#### INPUT MATERIAL ####
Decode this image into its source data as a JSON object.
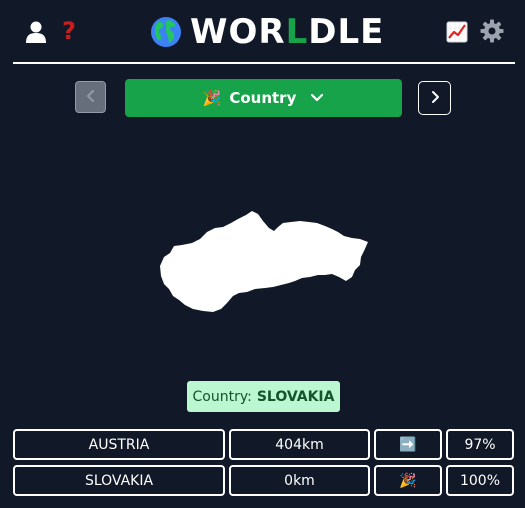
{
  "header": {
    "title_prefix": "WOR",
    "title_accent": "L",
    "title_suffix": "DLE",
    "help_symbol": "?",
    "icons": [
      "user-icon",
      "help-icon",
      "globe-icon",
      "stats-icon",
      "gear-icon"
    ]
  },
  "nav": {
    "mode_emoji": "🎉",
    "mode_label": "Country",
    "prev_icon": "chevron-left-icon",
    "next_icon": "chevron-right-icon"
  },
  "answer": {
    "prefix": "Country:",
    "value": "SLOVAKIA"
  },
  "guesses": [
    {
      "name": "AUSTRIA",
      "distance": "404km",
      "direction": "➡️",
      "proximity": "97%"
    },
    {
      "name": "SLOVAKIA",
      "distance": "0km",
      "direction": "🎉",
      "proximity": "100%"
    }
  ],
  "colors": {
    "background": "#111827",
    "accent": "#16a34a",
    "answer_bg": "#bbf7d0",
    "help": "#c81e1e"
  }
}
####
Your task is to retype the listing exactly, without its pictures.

=== EXERCISE RESPONSE ===
Decode this image into its source data as a JSON object.
{
  "header": {
    "title_prefix": "WOR",
    "title_accent": "L",
    "title_suffix": "DLE",
    "help_symbol": "?",
    "icons": [
      "user-icon",
      "help-icon",
      "globe-icon",
      "stats-icon",
      "gear-icon"
    ]
  },
  "nav": {
    "mode_emoji": "🎉",
    "mode_label": "Country",
    "prev_icon": "chevron-left-icon",
    "next_icon": "chevron-right-icon"
  },
  "answer": {
    "prefix": "Country:",
    "value": "SLOVAKIA"
  },
  "guesses": [
    {
      "name": "AUSTRIA",
      "distance": "404km",
      "direction": "➡️",
      "proximity": "97%"
    },
    {
      "name": "SLOVAKIA",
      "distance": "0km",
      "direction": "🎉",
      "proximity": "100%"
    }
  ],
  "colors": {
    "background": "#111827",
    "accent": "#16a34a",
    "answer_bg": "#bbf7d0",
    "help": "#c81e1e"
  }
}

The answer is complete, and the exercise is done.